= INFORMATION GIVEN =
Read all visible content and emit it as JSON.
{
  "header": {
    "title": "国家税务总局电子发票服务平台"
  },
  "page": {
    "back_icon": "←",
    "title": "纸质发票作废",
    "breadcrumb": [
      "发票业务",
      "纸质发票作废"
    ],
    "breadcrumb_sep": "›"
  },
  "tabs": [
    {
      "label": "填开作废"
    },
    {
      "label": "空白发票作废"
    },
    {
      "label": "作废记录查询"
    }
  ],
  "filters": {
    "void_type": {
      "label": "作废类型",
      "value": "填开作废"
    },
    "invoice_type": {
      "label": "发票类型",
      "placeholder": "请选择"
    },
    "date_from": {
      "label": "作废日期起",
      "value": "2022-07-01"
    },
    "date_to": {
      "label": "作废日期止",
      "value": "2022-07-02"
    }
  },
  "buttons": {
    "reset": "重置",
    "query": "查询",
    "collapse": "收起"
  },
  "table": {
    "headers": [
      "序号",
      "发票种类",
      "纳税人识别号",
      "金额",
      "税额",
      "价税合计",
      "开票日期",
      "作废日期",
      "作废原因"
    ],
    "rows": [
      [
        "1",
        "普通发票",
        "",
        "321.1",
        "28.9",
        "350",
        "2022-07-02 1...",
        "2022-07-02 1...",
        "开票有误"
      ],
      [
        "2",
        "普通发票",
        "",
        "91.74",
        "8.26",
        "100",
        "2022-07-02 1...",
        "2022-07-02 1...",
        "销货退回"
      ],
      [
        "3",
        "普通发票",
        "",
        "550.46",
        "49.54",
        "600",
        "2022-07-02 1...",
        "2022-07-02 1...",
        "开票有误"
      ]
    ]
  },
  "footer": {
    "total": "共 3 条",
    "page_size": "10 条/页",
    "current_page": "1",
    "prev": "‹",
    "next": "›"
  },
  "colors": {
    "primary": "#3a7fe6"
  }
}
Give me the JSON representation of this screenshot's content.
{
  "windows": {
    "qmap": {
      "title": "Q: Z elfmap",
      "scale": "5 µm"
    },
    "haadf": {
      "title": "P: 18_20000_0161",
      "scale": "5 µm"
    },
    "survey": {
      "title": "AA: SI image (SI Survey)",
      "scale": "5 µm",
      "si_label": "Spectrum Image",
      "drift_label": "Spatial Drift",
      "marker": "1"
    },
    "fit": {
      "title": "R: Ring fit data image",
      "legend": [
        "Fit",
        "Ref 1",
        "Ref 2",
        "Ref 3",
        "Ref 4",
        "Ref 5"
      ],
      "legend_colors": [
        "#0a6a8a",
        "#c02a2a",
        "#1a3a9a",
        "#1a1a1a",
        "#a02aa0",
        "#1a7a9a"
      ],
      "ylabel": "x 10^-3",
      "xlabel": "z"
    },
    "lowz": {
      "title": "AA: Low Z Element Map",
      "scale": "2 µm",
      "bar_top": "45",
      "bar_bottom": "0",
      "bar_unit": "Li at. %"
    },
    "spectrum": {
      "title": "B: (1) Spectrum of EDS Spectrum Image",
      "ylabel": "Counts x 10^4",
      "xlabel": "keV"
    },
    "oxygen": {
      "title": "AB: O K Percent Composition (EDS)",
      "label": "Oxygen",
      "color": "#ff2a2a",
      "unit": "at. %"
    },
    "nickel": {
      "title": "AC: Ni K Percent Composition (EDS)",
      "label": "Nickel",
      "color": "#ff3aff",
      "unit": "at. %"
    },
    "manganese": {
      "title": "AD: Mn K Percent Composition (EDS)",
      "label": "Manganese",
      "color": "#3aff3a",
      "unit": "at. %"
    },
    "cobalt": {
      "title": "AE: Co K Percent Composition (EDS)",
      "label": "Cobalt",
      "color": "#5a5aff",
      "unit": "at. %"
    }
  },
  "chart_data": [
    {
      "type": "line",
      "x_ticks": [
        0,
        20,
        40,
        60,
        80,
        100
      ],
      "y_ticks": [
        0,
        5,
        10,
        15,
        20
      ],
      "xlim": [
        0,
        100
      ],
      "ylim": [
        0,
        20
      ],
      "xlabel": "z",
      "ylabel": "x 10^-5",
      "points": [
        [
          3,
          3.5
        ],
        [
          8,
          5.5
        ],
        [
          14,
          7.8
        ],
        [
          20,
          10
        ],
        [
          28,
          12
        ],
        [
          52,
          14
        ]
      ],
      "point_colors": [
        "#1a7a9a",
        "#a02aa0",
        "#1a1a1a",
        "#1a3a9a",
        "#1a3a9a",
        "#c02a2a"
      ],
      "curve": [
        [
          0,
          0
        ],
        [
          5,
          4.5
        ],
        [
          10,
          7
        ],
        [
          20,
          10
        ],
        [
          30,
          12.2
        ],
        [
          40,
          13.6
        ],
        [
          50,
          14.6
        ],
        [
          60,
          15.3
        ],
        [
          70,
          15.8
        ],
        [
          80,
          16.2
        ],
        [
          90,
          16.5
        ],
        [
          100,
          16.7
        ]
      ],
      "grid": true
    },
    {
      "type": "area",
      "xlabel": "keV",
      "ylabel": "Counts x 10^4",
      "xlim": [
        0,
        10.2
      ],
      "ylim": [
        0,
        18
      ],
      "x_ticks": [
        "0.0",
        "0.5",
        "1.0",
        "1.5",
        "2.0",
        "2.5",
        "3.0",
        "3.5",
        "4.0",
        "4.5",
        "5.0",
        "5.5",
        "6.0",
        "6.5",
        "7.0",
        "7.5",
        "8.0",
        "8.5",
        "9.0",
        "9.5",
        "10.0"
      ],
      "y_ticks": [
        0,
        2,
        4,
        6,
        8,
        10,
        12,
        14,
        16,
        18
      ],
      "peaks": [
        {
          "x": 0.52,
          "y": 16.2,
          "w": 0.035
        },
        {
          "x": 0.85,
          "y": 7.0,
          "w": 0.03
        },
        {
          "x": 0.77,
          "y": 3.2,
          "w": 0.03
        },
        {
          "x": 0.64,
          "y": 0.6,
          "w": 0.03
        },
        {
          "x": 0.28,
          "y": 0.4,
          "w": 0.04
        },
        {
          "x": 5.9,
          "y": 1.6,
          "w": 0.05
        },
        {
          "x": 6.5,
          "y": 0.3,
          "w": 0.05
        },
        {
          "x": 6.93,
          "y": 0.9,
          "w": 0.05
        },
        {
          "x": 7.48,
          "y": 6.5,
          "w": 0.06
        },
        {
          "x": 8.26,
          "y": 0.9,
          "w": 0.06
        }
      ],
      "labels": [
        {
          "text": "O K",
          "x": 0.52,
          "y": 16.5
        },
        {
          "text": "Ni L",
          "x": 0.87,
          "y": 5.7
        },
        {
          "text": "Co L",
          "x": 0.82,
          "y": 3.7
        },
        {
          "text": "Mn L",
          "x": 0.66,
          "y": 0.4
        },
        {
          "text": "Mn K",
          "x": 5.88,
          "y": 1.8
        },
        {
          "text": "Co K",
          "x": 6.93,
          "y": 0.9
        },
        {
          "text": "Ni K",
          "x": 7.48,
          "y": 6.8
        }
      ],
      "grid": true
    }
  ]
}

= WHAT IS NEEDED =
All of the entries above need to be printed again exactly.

= ANSWER BOX =
Read all visible content and emit it as JSON.
{
  "header": {
    "title": "国家税务总局电子发票服务平台"
  },
  "page": {
    "back_icon": "←",
    "title": "纸质发票作废",
    "breadcrumb": [
      "发票业务",
      "纸质发票作废"
    ],
    "breadcrumb_sep": "›"
  },
  "tabs": [
    {
      "label": "填开作废"
    },
    {
      "label": "空白发票作废"
    },
    {
      "label": "作废记录查询"
    }
  ],
  "filters": {
    "void_type": {
      "label": "作废类型",
      "value": "填开作废"
    },
    "invoice_type": {
      "label": "发票类型",
      "placeholder": "请选择"
    },
    "date_from": {
      "label": "作废日期起",
      "value": "2022-07-01"
    },
    "date_to": {
      "label": "作废日期止",
      "value": "2022-07-02"
    }
  },
  "buttons": {
    "reset": "重置",
    "query": "查询",
    "collapse": "收起"
  },
  "table": {
    "headers": [
      "序号",
      "发票种类",
      "纳税人识别号",
      "金额",
      "税额",
      "价税合计",
      "开票日期",
      "作废日期",
      "作废原因"
    ],
    "rows": [
      [
        "1",
        "普通发票",
        "",
        "321.1",
        "28.9",
        "350",
        "2022-07-02 1...",
        "2022-07-02 1...",
        "开票有误"
      ],
      [
        "2",
        "普通发票",
        "",
        "91.74",
        "8.26",
        "100",
        "2022-07-02 1...",
        "2022-07-02 1...",
        "销货退回"
      ],
      [
        "3",
        "普通发票",
        "",
        "550.46",
        "49.54",
        "600",
        "2022-07-02 1...",
        "2022-07-02 1...",
        "开票有误"
      ]
    ]
  },
  "footer": {
    "total": "共 3 条",
    "page_size": "10 条/页",
    "current_page": "1",
    "prev": "‹",
    "next": "›"
  },
  "colors": {
    "primary": "#3a7fe6"
  }
}
Give me the JSON representation of this screenshot's content.
{
  "windows": {
    "qmap": {
      "title": "Q: Z elfmap",
      "scale": "5 µm"
    },
    "haadf": {
      "title": "P: 18_20000_0161",
      "scale": "5 µm"
    },
    "survey": {
      "title": "AA: SI image (SI Survey)",
      "scale": "5 µm",
      "si_label": "Spectrum Image",
      "drift_label": "Spatial Drift",
      "marker": "1"
    },
    "fit": {
      "title": "R: Ring fit data image",
      "legend": [
        "Fit",
        "Ref 1",
        "Ref 2",
        "Ref 3",
        "Ref 4",
        "Ref 5"
      ],
      "legend_colors": [
        "#0a6a8a",
        "#c02a2a",
        "#1a3a9a",
        "#1a1a1a",
        "#a02aa0",
        "#1a7a9a"
      ],
      "ylabel": "x 10^-3",
      "xlabel": "z"
    },
    "lowz": {
      "title": "AA: Low Z Element Map",
      "scale": "2 µm",
      "bar_top": "45",
      "bar_bottom": "0",
      "bar_unit": "Li at. %"
    },
    "spectrum": {
      "title": "B: (1) Spectrum of EDS Spectrum Image",
      "ylabel": "Counts x 10^4",
      "xlabel": "keV"
    },
    "oxygen": {
      "title": "AB: O K Percent Composition (EDS)",
      "label": "Oxygen",
      "color": "#ff2a2a",
      "unit": "at. %"
    },
    "nickel": {
      "title": "AC: Ni K Percent Composition (EDS)",
      "label": "Nickel",
      "color": "#ff3aff",
      "unit": "at. %"
    },
    "manganese": {
      "title": "AD: Mn K Percent Composition (EDS)",
      "label": "Manganese",
      "color": "#3aff3a",
      "unit": "at. %"
    },
    "cobalt": {
      "title": "AE: Co K Percent Composition (EDS)",
      "label": "Cobalt",
      "color": "#5a5aff",
      "unit": "at. %"
    }
  },
  "chart_data": [
    {
      "type": "line",
      "x_ticks": [
        0,
        20,
        40,
        60,
        80,
        100
      ],
      "y_ticks": [
        0,
        5,
        10,
        15,
        20
      ],
      "xlim": [
        0,
        100
      ],
      "ylim": [
        0,
        20
      ],
      "xlabel": "z",
      "ylabel": "x 10^-5",
      "points": [
        [
          3,
          3.5
        ],
        [
          8,
          5.5
        ],
        [
          14,
          7.8
        ],
        [
          20,
          10
        ],
        [
          28,
          12
        ],
        [
          52,
          14
        ]
      ],
      "point_colors": [
        "#1a7a9a",
        "#a02aa0",
        "#1a1a1a",
        "#1a3a9a",
        "#1a3a9a",
        "#c02a2a"
      ],
      "curve": [
        [
          0,
          0
        ],
        [
          5,
          4.5
        ],
        [
          10,
          7
        ],
        [
          20,
          10
        ],
        [
          30,
          12.2
        ],
        [
          40,
          13.6
        ],
        [
          50,
          14.6
        ],
        [
          60,
          15.3
        ],
        [
          70,
          15.8
        ],
        [
          80,
          16.2
        ],
        [
          90,
          16.5
        ],
        [
          100,
          16.7
        ]
      ],
      "grid": true
    },
    {
      "type": "area",
      "xlabel": "keV",
      "ylabel": "Counts x 10^4",
      "xlim": [
        0,
        10.2
      ],
      "ylim": [
        0,
        18
      ],
      "x_ticks": [
        "0.0",
        "0.5",
        "1.0",
        "1.5",
        "2.0",
        "2.5",
        "3.0",
        "3.5",
        "4.0",
        "4.5",
        "5.0",
        "5.5",
        "6.0",
        "6.5",
        "7.0",
        "7.5",
        "8.0",
        "8.5",
        "9.0",
        "9.5",
        "10.0"
      ],
      "y_ticks": [
        0,
        2,
        4,
        6,
        8,
        10,
        12,
        14,
        16,
        18
      ],
      "peaks": [
        {
          "x": 0.52,
          "y": 16.2,
          "w": 0.035
        },
        {
          "x": 0.85,
          "y": 7.0,
          "w": 0.03
        },
        {
          "x": 0.77,
          "y": 3.2,
          "w": 0.03
        },
        {
          "x": 0.64,
          "y": 0.6,
          "w": 0.03
        },
        {
          "x": 0.28,
          "y": 0.4,
          "w": 0.04
        },
        {
          "x": 5.9,
          "y": 1.6,
          "w": 0.05
        },
        {
          "x": 6.5,
          "y": 0.3,
          "w": 0.05
        },
        {
          "x": 6.93,
          "y": 0.9,
          "w": 0.05
        },
        {
          "x": 7.48,
          "y": 6.5,
          "w": 0.06
        },
        {
          "x": 8.26,
          "y": 0.9,
          "w": 0.06
        }
      ],
      "labels": [
        {
          "text": "O K",
          "x": 0.52,
          "y": 16.5
        },
        {
          "text": "Ni L",
          "x": 0.87,
          "y": 5.7
        },
        {
          "text": "Co L",
          "x": 0.82,
          "y": 3.7
        },
        {
          "text": "Mn L",
          "x": 0.66,
          "y": 0.4
        },
        {
          "text": "Mn K",
          "x": 5.88,
          "y": 1.8
        },
        {
          "text": "Co K",
          "x": 6.93,
          "y": 0.9
        },
        {
          "text": "Ni K",
          "x": 7.48,
          "y": 6.8
        }
      ],
      "grid": true
    }
  ]
}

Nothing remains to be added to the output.